  • some types of cancer (e.g. breast cancer and colon cancer);
  • stroke.

People who are obese (particularly those who are very obese) may well also experience issues that reduce their quality of life and make their everyday lives more difficult (e.g. difficulty moving around, knee problems from carrying too much weight, bowel and stomach problems, fatigue, etc.).

Under the Equality Act 2010, which aims to provide a single set of rules that cover all kinds of discrimination, people are classed as having disabilities if they have physical or mental impairments that have substantial and adverse long-term effects on their ability to carry out normal day-to-day activities. So, using this definition, would people count as disabled if their obesity were affecting their day-to-day activities?

In itself, obesity does not count as a disability, although being obese (particularly being very obese) will increase the likelihood of a person suffering from related issues that might fall within the definition of obesity in legislation. So, employers need to consider whether their employees have an impairment that is making their everyday lives difficult for them, and whether the negative impact of the impairment(s) have been ‘substantial and long-term’ (i.e. 12 months, or more).

If you’re interested in finding out more about the Equality Act 2010, see our guide or blog, or if you’re interested in the relationship between health and work, why not browse through the Health for Work Adviceline’s knowledge base, blogs and website to find relevant guides and blogs?

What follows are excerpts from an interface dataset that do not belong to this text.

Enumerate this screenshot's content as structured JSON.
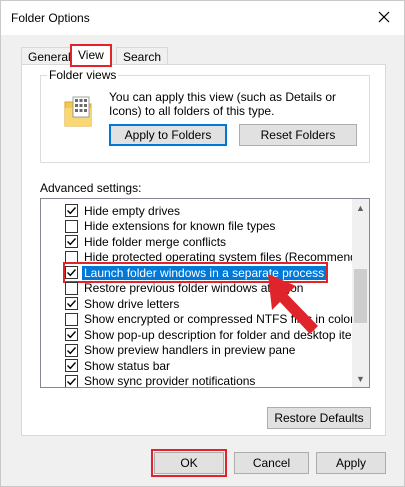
{
  "window": {
    "title": "Folder Options",
    "close_icon": "close-icon"
  },
  "tabs": [
    {
      "label": "General",
      "active": false
    },
    {
      "label": "View",
      "active": true
    },
    {
      "label": "Search",
      "active": false
    }
  ],
  "folder_views": {
    "legend": "Folder views",
    "description": "You can apply this view (such as Details or Icons) to all folders of this type.",
    "icon": "folder-icon",
    "apply_button": "Apply to Folders",
    "reset_button": "Reset Folders"
  },
  "advanced": {
    "label": "Advanced settings:",
    "items": [
      {
        "label": "Hide empty drives",
        "checked": true
      },
      {
        "label": "Hide extensions for known file types",
        "checked": false
      },
      {
        "label": "Hide folder merge conflicts",
        "checked": true
      },
      {
        "label": "Hide protected operating system files (Recommended)",
        "checked": false
      },
      {
        "label": "Launch folder windows in a separate process",
        "checked": true,
        "selected": true
      },
      {
        "label": "Restore previous folder windows at logon",
        "checked": false
      },
      {
        "label": "Show drive letters",
        "checked": true
      },
      {
        "label": "Show encrypted or compressed NTFS files in color",
        "checked": false
      },
      {
        "label": "Show pop-up description for folder and desktop items",
        "checked": true
      },
      {
        "label": "Show preview handlers in preview pane",
        "checked": true
      },
      {
        "label": "Show status bar",
        "checked": true
      },
      {
        "label": "Show sync provider notifications",
        "checked": true
      }
    ],
    "restore_defaults": "Restore Defaults"
  },
  "footer": {
    "ok": "OK",
    "cancel": "Cancel",
    "apply": "Apply"
  },
  "colors": {
    "highlight_red": "#e0242b",
    "selection_blue": "#0078d7"
  }
}
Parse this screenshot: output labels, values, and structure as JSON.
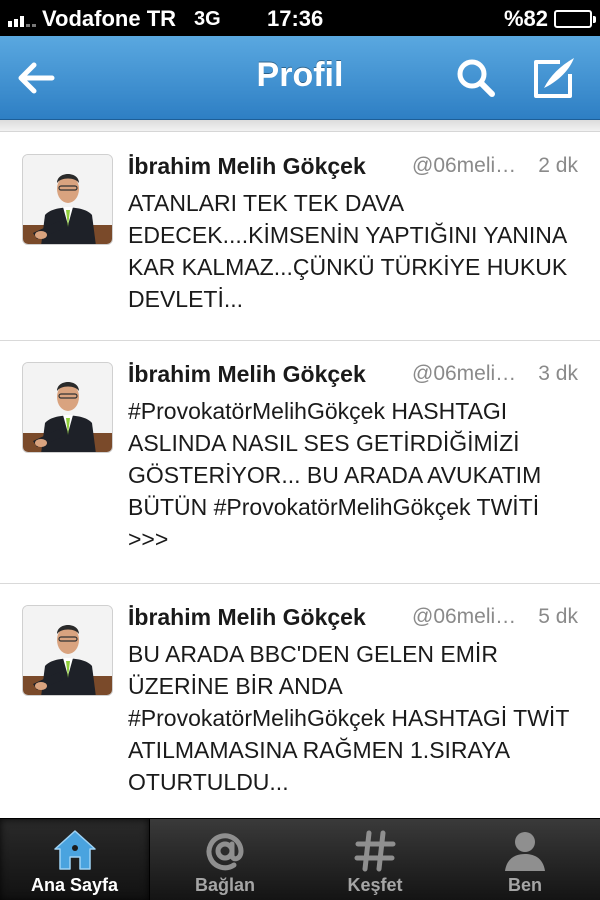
{
  "status_bar": {
    "carrier": "Vodafone TR",
    "network": "3G",
    "time": "17:36",
    "battery": "%82",
    "battery_level": 0.82
  },
  "nav": {
    "title": "Profil",
    "icons": [
      "back-arrow-icon",
      "search-icon",
      "compose-icon"
    ]
  },
  "tweets": [
    {
      "name": "İbrahim Melih Gökçek",
      "handle": "@06meli…",
      "time": "2 dk",
      "text": "ATANLARI TEK TEK DAVA EDECEK....KİMSENİN YAPTIĞINI YANINA KAR KALMAZ...ÇÜNKÜ TÜRKİYE HUKUK DEVLETİ..."
    },
    {
      "name": "İbrahim Melih Gökçek",
      "handle": "@06meli…",
      "time": "3 dk",
      "text": "#ProvokatörMelihGökçek HASHTAGI ASLINDA NASIL SES GETİRDİĞİMİZİ GÖSTERİYOR... BU ARADA AVUKATIM BÜTÜN #ProvokatörMelihGökçek TWİTİ >>>"
    },
    {
      "name": "İbrahim Melih Gökçek",
      "handle": "@06meli…",
      "time": "5 dk",
      "text": "BU ARADA BBC'DEN GELEN EMİR ÜZERİNE BİR ANDA #ProvokatörMelihGökçek HASHTAGİ TWİT ATILMAMASINA RAĞMEN 1.SIRAYA OTURTULDU..."
    }
  ],
  "tabs": [
    {
      "label": "Ana Sayfa",
      "icon": "home-icon",
      "active": true
    },
    {
      "label": "Bağlan",
      "icon": "at-icon",
      "active": false
    },
    {
      "label": "Keşfet",
      "icon": "hashtag-icon",
      "active": false
    },
    {
      "label": "Ben",
      "icon": "person-icon",
      "active": false
    }
  ],
  "colors": {
    "nav_top": "#5aa8e0",
    "nav_bottom": "#2e7fc4",
    "active_tab_icon": "#4aa3df"
  }
}
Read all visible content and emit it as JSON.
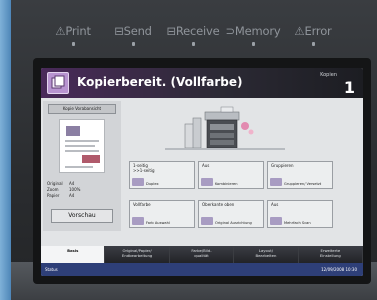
{
  "led_bar": [
    {
      "label": "⚠Print"
    },
    {
      "label": "⊟Send"
    },
    {
      "label": "⊟Receive"
    },
    {
      "label": "⊃Memory"
    },
    {
      "label": "⚠Error"
    }
  ],
  "header": {
    "title": "Kopierbereit. (Vollfarbe)",
    "copies_label": "Kopien",
    "copies_value": "1",
    "icon": "copy-icon"
  },
  "left_panel": {
    "preview_button": "Kopie Vorabansicht",
    "info": [
      {
        "key": "Original",
        "value": "A4"
      },
      {
        "key": "Zoom",
        "value": "100%"
      },
      {
        "key": "Papier",
        "value": "A4"
      }
    ],
    "bottom_button": "Vorschau"
  },
  "functions": [
    {
      "title": "1-seitig\n>>1-seitig",
      "sub": "Duplex"
    },
    {
      "title": "Aus",
      "sub": "Kombinieren"
    },
    {
      "title": "Gruppieren",
      "sub": "Gruppieren/ Versetzt"
    },
    {
      "title": "Vollfarbe",
      "sub": "Farb Auswahl"
    },
    {
      "title": "Oberkante oben",
      "sub": "Original Ausrichtung"
    },
    {
      "title": "Aus",
      "sub": "Mehrfach Scan"
    }
  ],
  "tabs": [
    {
      "label": "Basis"
    },
    {
      "label": "Original/Papier/\nEndbearbeitung"
    },
    {
      "label": "Farbe/Bild-\nqualität"
    },
    {
      "label": "Layout/\nBearbeiten"
    },
    {
      "label": "Erweiterte\nEinstellung"
    }
  ],
  "status": {
    "label": "Status",
    "time": "12/09/2008  10:30"
  },
  "colors": {
    "header_accent": "#4a2a5a",
    "icon_purple": "#b894d0",
    "status_blue": "#2e3f78"
  }
}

Posted in Employee Sickness, Mental Health | Tagged , , | 1 Comment